Exercise brief: Copy the data exactly as it appears, and do not include any pictures.

···

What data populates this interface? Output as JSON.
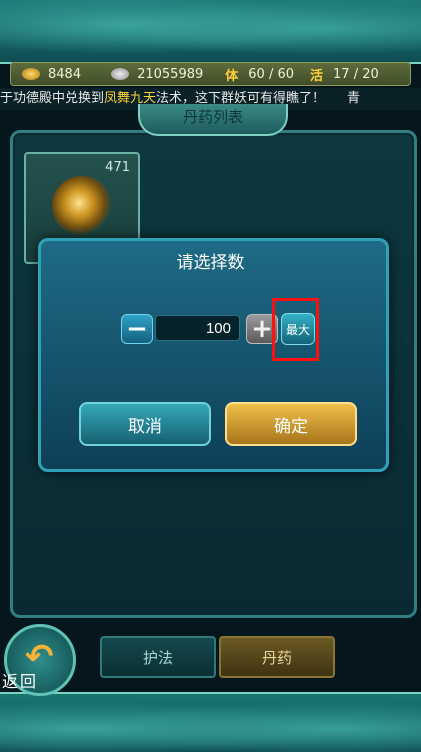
{
  "resources": {
    "gold": "8484",
    "silver": "21055989",
    "stamina_label": "体",
    "stamina": "60 / 60",
    "activity_label": "活",
    "activity": "17 / 20"
  },
  "marquee": {
    "prefix": "于功德殿中兑换到",
    "highlight": "凤舞九天",
    "suffix": "法术，这下群妖可有得瞧了！",
    "tail": "青"
  },
  "panel": {
    "title": "丹药列表"
  },
  "item": {
    "count": "471"
  },
  "dialog": {
    "title": "请选择数",
    "quantity": "100",
    "minus_symbol": "−",
    "plus_symbol": "+",
    "max_label": "最大",
    "cancel_label": "取消",
    "confirm_label": "确定"
  },
  "footer": {
    "back_label": "返回",
    "tabs": [
      "护法",
      "丹药"
    ]
  },
  "colors": {
    "highlight": "#ff1010",
    "confirm": "#f0c04a",
    "cancel": "#35a8b8"
  },
  "icons": {
    "gold": "gold-ingot-icon",
    "silver": "silver-ingot-icon",
    "back": "back-arrow-icon"
  }
}
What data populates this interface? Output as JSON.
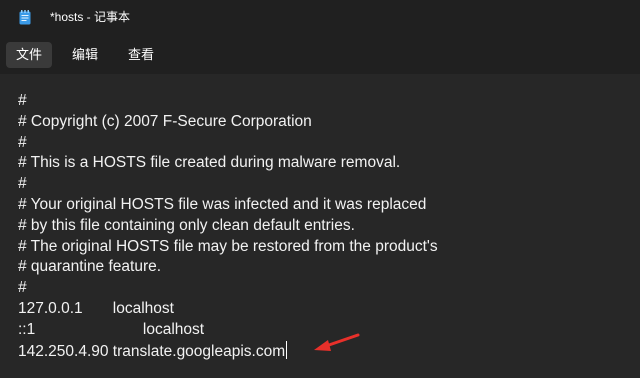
{
  "window": {
    "title": "*hosts - 记事本",
    "app_icon": "notepad-icon"
  },
  "menu": {
    "file_label": "文件",
    "edit_label": "编辑",
    "view_label": "查看"
  },
  "editor": {
    "lines": [
      "#",
      "# Copyright (c) 2007 F-Secure Corporation",
      "#",
      "# This is a HOSTS file created during malware removal.",
      "#",
      "# Your original HOSTS file was infected and it was replaced",
      "# by this file containing only clean default entries.",
      "# The original HOSTS file may be restored from the product's",
      "# quarantine feature.",
      "#",
      "127.0.0.1       localhost",
      "::1                         localhost",
      "142.250.4.90 translate.googleapis.com"
    ]
  },
  "annotation": {
    "arrow_icon": "red-arrow-icon",
    "arrow_color": "#e8302a"
  },
  "colors": {
    "background": "#272727",
    "titlebar": "#202020",
    "text": "#f2f2f2"
  }
}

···

Your response:
What data populates this interface? Output as JSON.
{
  "resources": {
    "gold": "8484",
    "silver": "21055989",
    "stamina_label": "体",
    "stamina": "60 / 60",
    "activity_label": "活",
    "activity": "17 / 20"
  },
  "marquee": {
    "prefix": "于功德殿中兑换到",
    "highlight": "凤舞九天",
    "suffix": "法术，这下群妖可有得瞧了！",
    "tail": "青"
  },
  "panel": {
    "title": "丹药列表"
  },
  "item": {
    "count": "471"
  },
  "dialog": {
    "title": "请选择数",
    "quantity": "100",
    "minus_symbol": "−",
    "plus_symbol": "+",
    "max_label": "最大",
    "cancel_label": "取消",
    "confirm_label": "确定"
  },
  "footer": {
    "back_label": "返回",
    "tabs": [
      "护法",
      "丹药"
    ]
  },
  "colors": {
    "highlight": "#ff1010",
    "confirm": "#f0c04a",
    "cancel": "#35a8b8"
  },
  "icons": {
    "gold": "gold-ingot-icon",
    "silver": "silver-ingot-icon",
    "back": "back-arrow-icon"
  }
}
What data populates this interface? Output as JSON.
{
  "window": {
    "title": "*hosts - 记事本",
    "app_icon": "notepad-icon"
  },
  "menu": {
    "file_label": "文件",
    "edit_label": "编辑",
    "view_label": "查看"
  },
  "editor": {
    "lines": [
      "#",
      "# Copyright (c) 2007 F-Secure Corporation",
      "#",
      "# This is a HOSTS file created during malware removal.",
      "#",
      "# Your original HOSTS file was infected and it was replaced",
      "# by this file containing only clean default entries.",
      "# The original HOSTS file may be restored from the product's",
      "# quarantine feature.",
      "#",
      "127.0.0.1       localhost",
      "::1                         localhost",
      "142.250.4.90 translate.googleapis.com"
    ]
  },
  "annotation": {
    "arrow_icon": "red-arrow-icon",
    "arrow_color": "#e8302a"
  },
  "colors": {
    "background": "#272727",
    "titlebar": "#202020",
    "text": "#f2f2f2"
  }
}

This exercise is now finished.